EU laws restrict the period of time a HGV driver can go and not using a break and he couldn’t spend the night time at Sevington, so Soprano had no alternative however to hunt refuge within the McDonald’s automotive park as the closest lorry park was already full.

The ordeal started when he was ordered to make the 22-mile drive from Dover to the Sevington border put up in Ashford, Kent for inspection, the place he was instantly left in a ready space with out his keys.

He speaks no English and stated nobody tried to elucidate what was occurring. He informed The Guardian: “They told me to go and eat at a McDonald’s, which was two kilometers away. In the end I found a supermarket but we had no services apart from a toilet.

“I perceive they should do the controls however this behaviour is just not regular, it was a large number. I don’t know why we needed to wait for therefore lengthy. I’ve to go to England for work, I’ve no alternative, however this was not regular.”

Soprano was held as officials were suspicious about 10 Prunus lusitanica plants that could be carrying harmful pests. He arrived at 6:30pm on May 26, but concerns were not raised for hours, which officials put down to health and safety concerns over the plants.

While at Sevington, he had to take an 11-hour rest break, known as a tachi break, which the Department for Environment, Food and Rural Affairs blamed for the delay in the initial inspection of his lorry.

Just after 1am on May 29, some 55 hours after Soprano arrived, officials eventually signed off the plants and allowed the lorry to be released.
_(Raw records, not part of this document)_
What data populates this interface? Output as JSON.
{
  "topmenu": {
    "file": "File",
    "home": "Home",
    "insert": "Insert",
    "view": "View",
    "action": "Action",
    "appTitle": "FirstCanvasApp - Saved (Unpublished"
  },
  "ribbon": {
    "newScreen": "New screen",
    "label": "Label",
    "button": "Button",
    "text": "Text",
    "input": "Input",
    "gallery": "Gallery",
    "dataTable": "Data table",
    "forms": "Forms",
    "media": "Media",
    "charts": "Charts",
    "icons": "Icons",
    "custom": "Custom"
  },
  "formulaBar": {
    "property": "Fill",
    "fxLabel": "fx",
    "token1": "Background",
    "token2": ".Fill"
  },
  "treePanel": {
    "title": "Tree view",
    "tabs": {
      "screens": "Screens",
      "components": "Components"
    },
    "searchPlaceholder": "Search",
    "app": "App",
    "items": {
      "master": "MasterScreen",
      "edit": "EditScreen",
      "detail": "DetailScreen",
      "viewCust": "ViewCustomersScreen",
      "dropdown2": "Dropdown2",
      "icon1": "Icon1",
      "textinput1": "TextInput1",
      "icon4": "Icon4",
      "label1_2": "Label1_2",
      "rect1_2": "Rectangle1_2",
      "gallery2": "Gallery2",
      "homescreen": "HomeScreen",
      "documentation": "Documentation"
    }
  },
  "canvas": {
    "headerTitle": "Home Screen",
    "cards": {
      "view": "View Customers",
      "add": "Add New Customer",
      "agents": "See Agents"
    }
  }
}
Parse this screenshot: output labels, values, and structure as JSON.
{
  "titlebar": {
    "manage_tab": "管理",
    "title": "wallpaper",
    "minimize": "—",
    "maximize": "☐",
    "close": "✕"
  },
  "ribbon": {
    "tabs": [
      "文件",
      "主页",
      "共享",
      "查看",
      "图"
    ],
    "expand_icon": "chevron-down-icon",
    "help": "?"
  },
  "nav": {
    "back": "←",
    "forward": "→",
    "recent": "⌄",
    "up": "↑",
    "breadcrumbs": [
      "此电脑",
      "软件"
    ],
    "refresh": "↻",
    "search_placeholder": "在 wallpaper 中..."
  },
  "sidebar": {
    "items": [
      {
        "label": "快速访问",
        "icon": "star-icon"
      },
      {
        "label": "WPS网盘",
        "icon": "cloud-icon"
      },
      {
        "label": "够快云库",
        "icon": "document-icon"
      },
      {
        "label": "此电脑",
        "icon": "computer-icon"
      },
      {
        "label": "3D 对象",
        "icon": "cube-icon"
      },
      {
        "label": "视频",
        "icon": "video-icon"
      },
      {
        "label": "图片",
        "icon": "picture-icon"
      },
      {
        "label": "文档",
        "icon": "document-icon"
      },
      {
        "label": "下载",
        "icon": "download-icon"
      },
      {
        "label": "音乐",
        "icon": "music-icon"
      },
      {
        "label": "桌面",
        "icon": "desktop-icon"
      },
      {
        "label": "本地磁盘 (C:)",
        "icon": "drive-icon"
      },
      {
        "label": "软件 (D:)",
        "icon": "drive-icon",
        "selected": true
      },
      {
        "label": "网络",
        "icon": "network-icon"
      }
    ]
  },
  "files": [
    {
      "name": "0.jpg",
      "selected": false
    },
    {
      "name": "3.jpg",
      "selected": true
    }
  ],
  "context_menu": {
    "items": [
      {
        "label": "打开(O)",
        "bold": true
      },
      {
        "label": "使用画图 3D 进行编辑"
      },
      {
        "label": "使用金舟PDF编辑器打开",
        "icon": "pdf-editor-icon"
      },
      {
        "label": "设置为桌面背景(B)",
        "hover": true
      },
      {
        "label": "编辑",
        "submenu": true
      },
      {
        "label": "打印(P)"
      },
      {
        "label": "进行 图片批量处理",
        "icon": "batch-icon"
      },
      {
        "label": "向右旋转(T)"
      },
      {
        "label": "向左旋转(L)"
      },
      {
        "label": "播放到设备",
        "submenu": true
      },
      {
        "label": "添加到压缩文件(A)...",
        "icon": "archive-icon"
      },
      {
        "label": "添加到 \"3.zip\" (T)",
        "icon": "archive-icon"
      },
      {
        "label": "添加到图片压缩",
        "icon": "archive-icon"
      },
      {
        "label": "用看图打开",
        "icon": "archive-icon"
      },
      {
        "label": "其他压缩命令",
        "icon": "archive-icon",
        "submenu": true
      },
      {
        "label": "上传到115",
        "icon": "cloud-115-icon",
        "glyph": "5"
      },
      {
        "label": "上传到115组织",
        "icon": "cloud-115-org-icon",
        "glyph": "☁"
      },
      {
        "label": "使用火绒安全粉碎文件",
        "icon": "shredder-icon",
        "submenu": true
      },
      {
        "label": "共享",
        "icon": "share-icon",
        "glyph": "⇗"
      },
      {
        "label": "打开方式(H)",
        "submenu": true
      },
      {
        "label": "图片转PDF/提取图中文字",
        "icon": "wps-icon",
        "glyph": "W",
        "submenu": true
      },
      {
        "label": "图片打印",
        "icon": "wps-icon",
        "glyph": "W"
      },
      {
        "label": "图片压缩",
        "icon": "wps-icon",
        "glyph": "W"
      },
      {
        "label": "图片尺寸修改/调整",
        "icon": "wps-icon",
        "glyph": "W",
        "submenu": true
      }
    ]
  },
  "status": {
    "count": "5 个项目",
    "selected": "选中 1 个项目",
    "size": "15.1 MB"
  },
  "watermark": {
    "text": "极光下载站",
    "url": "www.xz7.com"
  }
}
This left the driver searching for a place to sleep, which eventually saw him resort to the McDonald’s car park.

This comes just weeks after it was revealed that some lorry drivers face 20-hour waits at Sevington border control post due to an IT outage that caused staggering delays for perishable items coming into the country.

There have also been repeated warnings from horticultural trade bodies that checking plant products at the border is impractical and border staff are struggling to load and unload lorries.

Vicenzo Marini, the chief executive of Marini, who employs Soprano, called the incident “surreal”, including that post-Brexit checks and customized necessities have made sending items to the UK extra problematic.